The absconding republics are also balking at requests to continue financing the massive Soviet military machine.
If, as expected, the Russian Federation ends up being the army’s only source of money, it will impose gigantic cuts on the military budget.
Yegor Gaidar, chief of the Russian Federation’s economy, has said that the government should aim for reducing the defense burden--the portion of the country’s gross national product that goes to the military--by half next year.
Harley Balzer, director of Russian Area Studies at Georgetown University, said in Washington on Saturday that he found it hard to understand why Samsonov would be willing to take over a Soviet institution that is so clearly about to become defunct.
“It’s amazing that anyone would want to go to work for Gorbachev at this point,” Balzer said.
Col. Sergei Yushenkov, a Russian lawmaker, said that he believes Gorbachev now has too little power to make such a key staff change himself and that probably Russian Federation leaders had made the decision to fire Lobov and replace him with Samsonov.
Yushenkov questioned the presidential staff’s claims that Lobov was sacked for being too conservative. More likely, he said, amid the tricky intrigues and all-important patronage networks of the General Staff, “Lobov, intelligent as he is, couldn’t suit the military leadership” and also managed to alienate Russian leaders.
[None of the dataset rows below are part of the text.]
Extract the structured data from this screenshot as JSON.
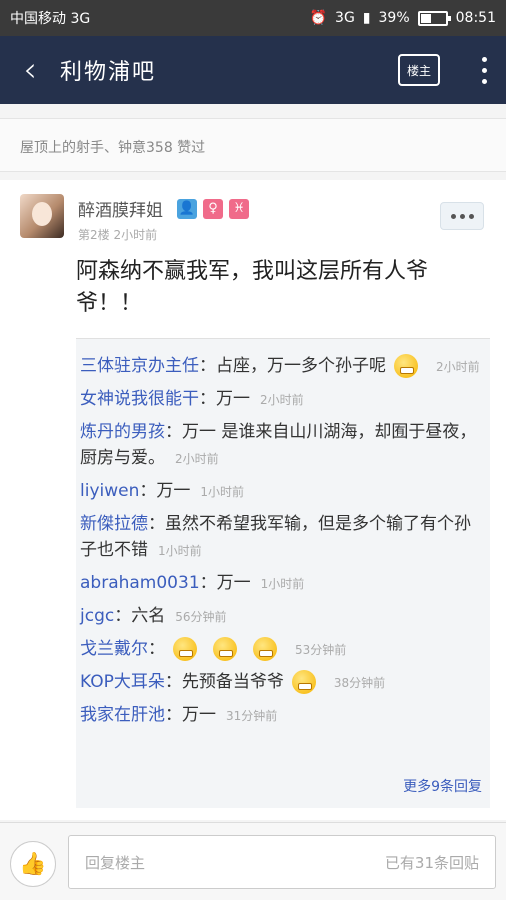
{
  "status_bar": {
    "carrier": "中国移动 3G",
    "network": "3G",
    "battery_percent": "39%",
    "battery_level": 0.39,
    "time": "08:51"
  },
  "app_bar": {
    "back_icon": "chevron-left-icon",
    "title": "利物浦吧",
    "louzhu_label": "楼主",
    "more_icon": "vertical-dots-icon"
  },
  "likes_line": "屋顶上的射手、钟意358 赞过",
  "post": {
    "username": "醉酒膜拜姐",
    "badges": [
      {
        "icon": "user-icon",
        "color": "#4aa3df"
      },
      {
        "icon": "female-icon",
        "color": "#f06b8a"
      },
      {
        "icon": "pisces-icon",
        "color": "#f06b8a"
      }
    ],
    "floor": "第2楼",
    "time": "2小时前",
    "content": "阿森纳不赢我军，我叫这层所有人爷爷！！"
  },
  "replies": [
    {
      "user": "三体驻京办主任",
      "text": "占座，万一多个孙子呢",
      "emoji": "grin-emoji",
      "time": "2小时前"
    },
    {
      "user": "女神说我很能干",
      "text": "万一",
      "time": "2小时前"
    },
    {
      "user": "炼丹的男孩",
      "text": "万一 是谁来自山川湖海，却囿于昼夜，厨房与爱。",
      "time": "2小时前"
    },
    {
      "user": "liyiwen",
      "text": "万一",
      "time": "1小时前"
    },
    {
      "user": "新傑拉德",
      "text": "虽然不希望我军输，但是多个输了有个孙子也不错",
      "time": "1小时前"
    },
    {
      "user": "abraham0031",
      "text": "万一",
      "time": "1小时前"
    },
    {
      "user": "jcgc",
      "text": "六名",
      "time": "56分钟前"
    },
    {
      "user": "戈兰戴尔",
      "text": "",
      "emoji": "grimace-emoji x3",
      "time": "53分钟前"
    },
    {
      "user": "KOP大耳朵",
      "text": "先预备当爷爷",
      "emoji": "angry-emoji",
      "time": "38分钟前"
    },
    {
      "user": "我家在肝池",
      "text": "万一",
      "time": "31分钟前"
    }
  ],
  "more_replies_label": "更多9条回复",
  "bottom_bar": {
    "like_icon": "thumbs-up-icon",
    "reply_placeholder": "回复楼主",
    "reply_count": "已有31条回贴"
  }
}
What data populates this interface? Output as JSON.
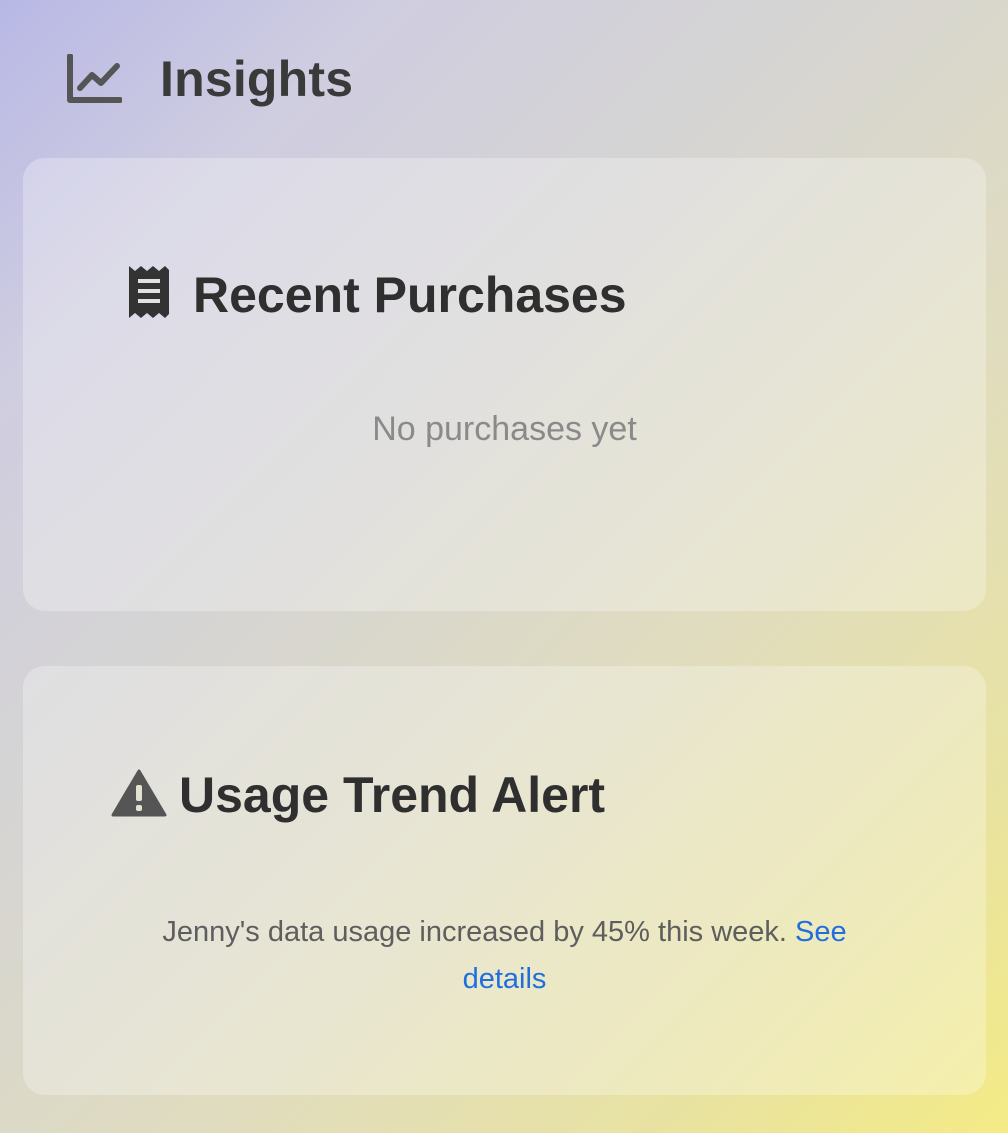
{
  "header": {
    "icon": "line-chart-icon",
    "title": "Insights"
  },
  "cards": {
    "purchases": {
      "icon": "receipt-icon",
      "title": "Recent Purchases",
      "empty_text": "No purchases yet"
    },
    "alert": {
      "icon": "warning-icon",
      "title": "Usage Trend Alert",
      "message": "Jenny's data usage increased by 45% this week.",
      "link_label": "See details"
    }
  },
  "colors": {
    "text_primary": "#2f2f2f",
    "text_muted": "#8a8a8a",
    "link": "#1f6fe0"
  }
}
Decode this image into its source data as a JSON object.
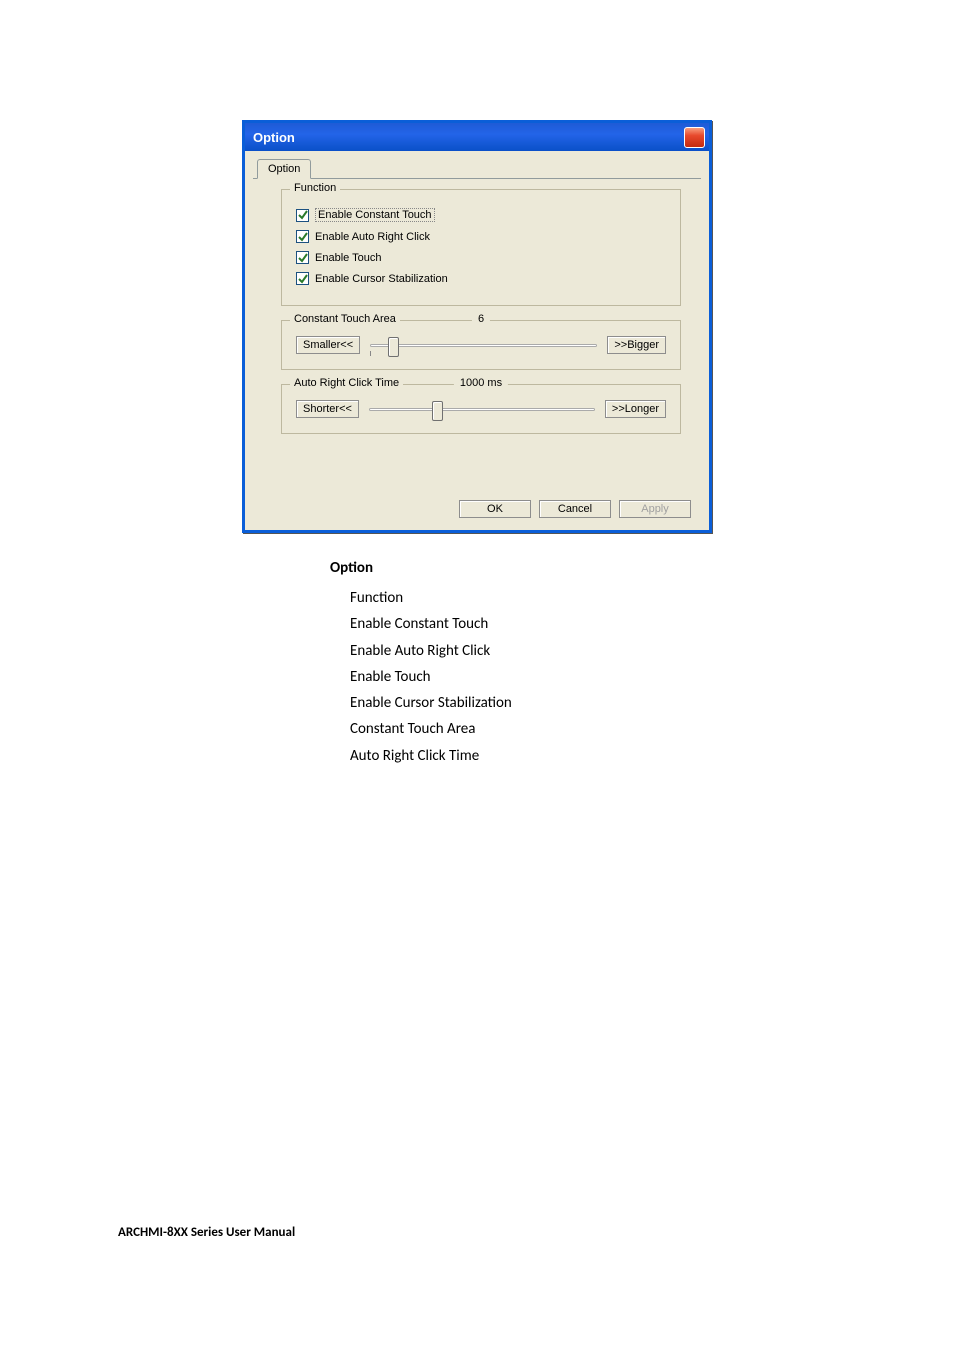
{
  "dialog": {
    "title": "Option",
    "tab": "Option",
    "function_group": {
      "title": "Function",
      "items": [
        {
          "label": "Enable Constant Touch",
          "checked": true,
          "focused": true
        },
        {
          "label": "Enable Auto Right Click",
          "checked": true,
          "focused": false
        },
        {
          "label": "Enable Touch",
          "checked": true,
          "focused": false
        },
        {
          "label": "Enable Cursor Stabilization",
          "checked": true,
          "focused": false
        }
      ]
    },
    "constant_touch": {
      "title": "Constant Touch Area",
      "value": "6",
      "smaller": "Smaller<<",
      "bigger": ">>Bigger"
    },
    "auto_right_click": {
      "title": "Auto Right Click Time",
      "value": "1000 ms",
      "shorter": "Shorter<<",
      "longer": ">>Longer"
    },
    "buttons": {
      "ok": "OK",
      "cancel": "Cancel",
      "apply": "Apply"
    }
  },
  "doc": {
    "heading": "Option",
    "lines": [
      "Function",
      "Enable Constant Touch",
      "Enable Auto Right Click",
      "Enable Touch",
      "Enable Cursor Stabilization",
      "Constant Touch Area",
      "Auto Right Click Time"
    ]
  },
  "footer": "ARCHMI-8XX Series User Manual"
}
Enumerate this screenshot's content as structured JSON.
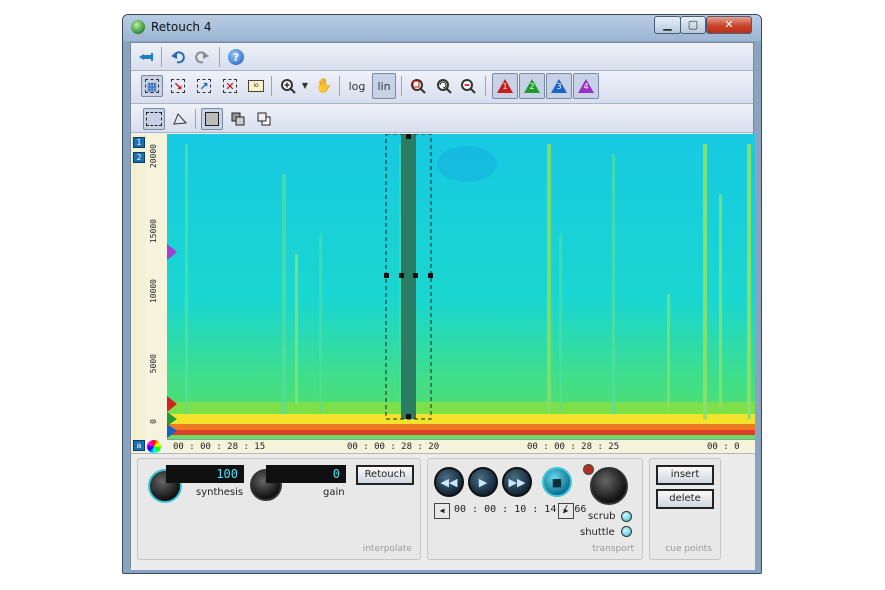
{
  "window": {
    "title": "Retouch 4",
    "controls": {
      "minimize": "▁",
      "maximize": "▢",
      "close": "✕"
    }
  },
  "toolbar1": {
    "icons": [
      "pin-icon",
      "undo-icon",
      "redo-icon",
      "help-icon"
    ],
    "help_text": "?"
  },
  "toolbar2": {
    "log_label": "log",
    "lin_label": "lin",
    "scale_selected": "lin",
    "markers": [
      {
        "num": "1",
        "color": "#c81d1d"
      },
      {
        "num": "2",
        "color": "#1e9a2e"
      },
      {
        "num": "3",
        "color": "#1c64c8"
      },
      {
        "num": "4",
        "color": "#9b2fc2"
      }
    ]
  },
  "toolbar3": {
    "icons": [
      "rect-select-icon",
      "lasso-select-icon",
      "single-layer-icon",
      "add-layer-icon",
      "subtract-layer-icon"
    ]
  },
  "spectrogram": {
    "layer_buttons": [
      "1",
      "2"
    ],
    "bottom_layer_button": "a",
    "y_ticks": [
      "0",
      "5000",
      "10000",
      "15000",
      "20000"
    ],
    "time_ticks": [
      "00 : 00 : 28 : 15",
      "00 : 00 : 28 : 20",
      "00 : 00 : 28 : 25",
      "00 : 0"
    ],
    "colors": {
      "background": "#1ad0e0",
      "hot": "#f3e21a"
    }
  },
  "interpolate": {
    "label": "interpolate",
    "synthesis_value": "100",
    "synthesis_label": "synthesis",
    "gain_value": "0",
    "gain_label": "gain",
    "retouch_button": "Retouch"
  },
  "transport": {
    "label": "transport",
    "time_display": "00 : 00 : 10 : 14 / 66",
    "scrub_label": "scrub",
    "shuttle_label": "shuttle",
    "buttons": {
      "rewind": "◀◀",
      "play": "▶",
      "forward": "▶▶",
      "stop": "■"
    },
    "frame_prev": "◀",
    "frame_next": "▶"
  },
  "cue_points": {
    "label": "cue points",
    "insert_button": "insert",
    "delete_button": "delete"
  }
}
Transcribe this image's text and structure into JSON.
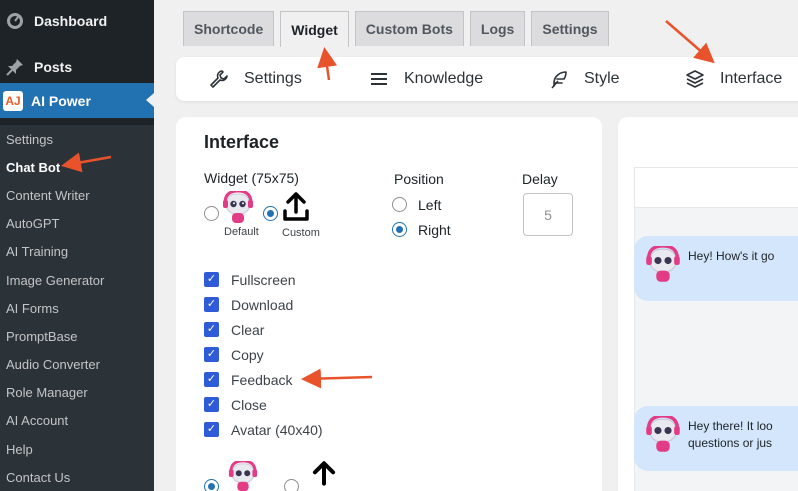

In another sign of the dangerous currents growing in the army, a military band accompanied a march here Saturday by ultra-conservatives demanding the release of the coup plotters.
Samsonov, according to St. Petersburg Police Chief Arkady Kramerev’s account of the coup period, at first leaned toward deploying his troops to stop the mass protests in the city. But in the end, Kramerev said last September, “he said that if the situation got out of control, he would rather shoot himself than give an order to shoot people.”
Samsonov also emerged clean from his involvement in the 1989 clash between Soviet troops and peaceful protesters in the Georgian capital of Tbilisi, even though he was commander of the Caucasus Military District at the time. Nineteen protesters were killed in that clash by soldiers who charged with shovels, clubs and gas.
In that incident as well, according to reports, Samsonov refused to sanction an attack on civilians.
Lobov’s removal came just a day after he had outlined the Soviet army’s plans for major reforms at a private think tank in London during a visit to England.
He told the Royal Institute of International Affairs that the army’s deployment will soon have a “purely defensive character” and that in the last three years, the Soviet Union has cut its production of strategic missiles by 40%, armored fighting vehicles by 80% and combat aircraft by 50%.
A General Staff indiscretion that may have contributed to his dismissal came to light in a recent interview in the newspaper Komosmolskaya Pravda. Maj. Gen. Leonid Kozhendayev, head of a General Staff department, complained about “defending a country that no longer exists” and described a desperate, furious mood among the nation’s officer corps.
“The officers of the General Staff, getting their information from various sources, understand the situation better than most in this country,” he told the newspaper. “We see the U.S.S.R. is entering a phase of active civil war. Today is the last chance to stop on the edge of the abyss.”
Times staff writer Sara Fritz in Washington and Sergei Loiko, a reporter in the Moscow bureau, contributed to this story.